With the string "Nosotros" as the filter, copy each matching line from the records.

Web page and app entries
»»
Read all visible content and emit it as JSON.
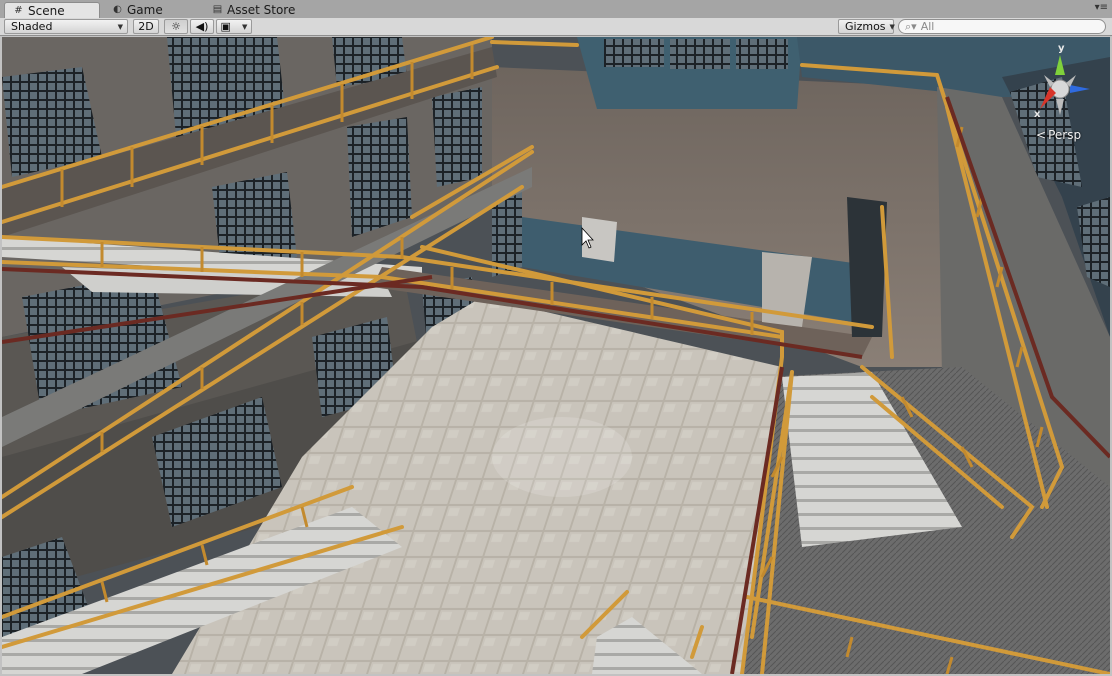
{
  "tabs": [
    {
      "label": "Scene",
      "icon": "hash-icon"
    },
    {
      "label": "Game",
      "icon": "pacman-icon"
    },
    {
      "label": "Asset Store",
      "icon": "store-icon"
    }
  ],
  "toolbar": {
    "shading_mode": "Shaded",
    "toggle_2d": "2D",
    "gizmos_label": "Gizmos",
    "search_placeholder": "All"
  },
  "scene_view": {
    "projection_label": "Persp",
    "axis_labels": {
      "y": "y",
      "x": "x"
    }
  },
  "colors": {
    "railing": "#d19a3a",
    "floor_tile": "#b9b4aa",
    "wall_blue": "#3d5a6c",
    "ceiling": "#6f655d"
  }
}
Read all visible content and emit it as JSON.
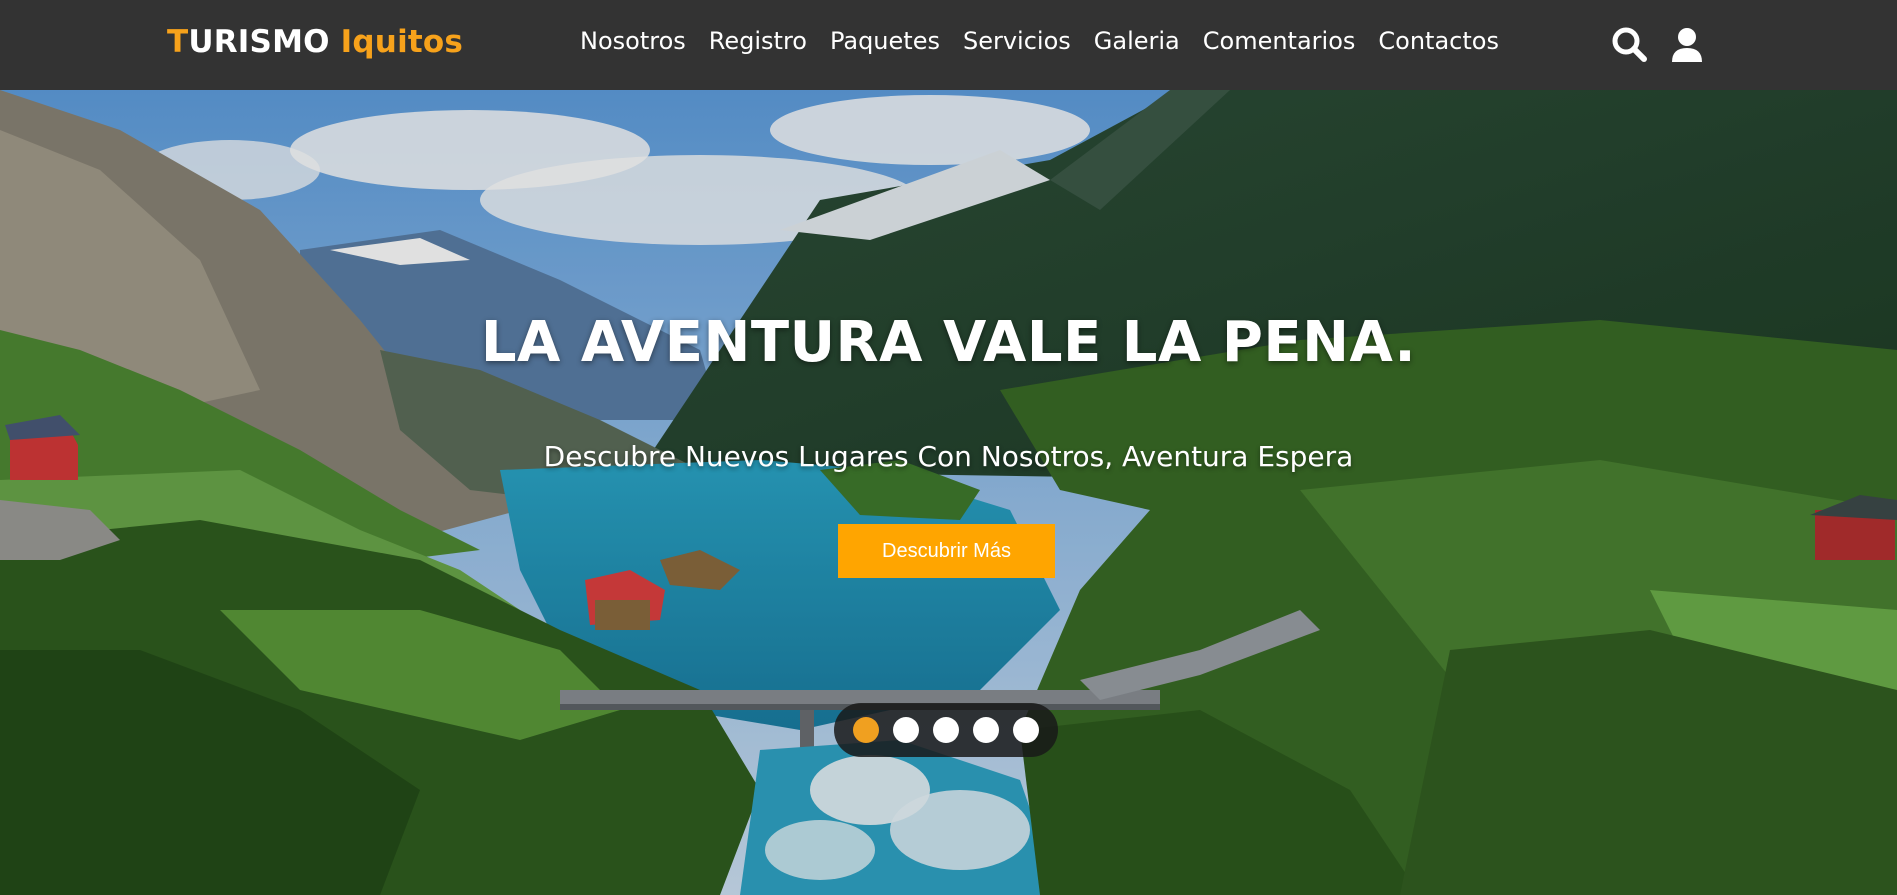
{
  "brand": {
    "first_letter": "T",
    "rest": "URISMO",
    "highlight": "Iquitos",
    "accent_color": "#f7a21b"
  },
  "nav": {
    "items": [
      {
        "label": "Nosotros"
      },
      {
        "label": "Registro"
      },
      {
        "label": "Paquetes"
      },
      {
        "label": "Servicios"
      },
      {
        "label": "Galeria"
      },
      {
        "label": "Comentarios"
      },
      {
        "label": "Contactos"
      }
    ],
    "icons": [
      "search-icon",
      "user-icon"
    ],
    "background": "#333333"
  },
  "hero": {
    "title": "LA AVENTURA VALE LA PENA.",
    "subtitle": "Descubre Nuevos Lugares Con Nosotros, Aventura Espera",
    "button_label": "Descubrir Más",
    "button_color": "#ffa500",
    "slider": {
      "count": 5,
      "active_index": 0,
      "active_color": "#f0a020"
    }
  }
}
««
Response:
        "label": "Nosotros"
    "subtitle": "Descubre Nuevos Lugares Con Nosotros, Aventura Espera",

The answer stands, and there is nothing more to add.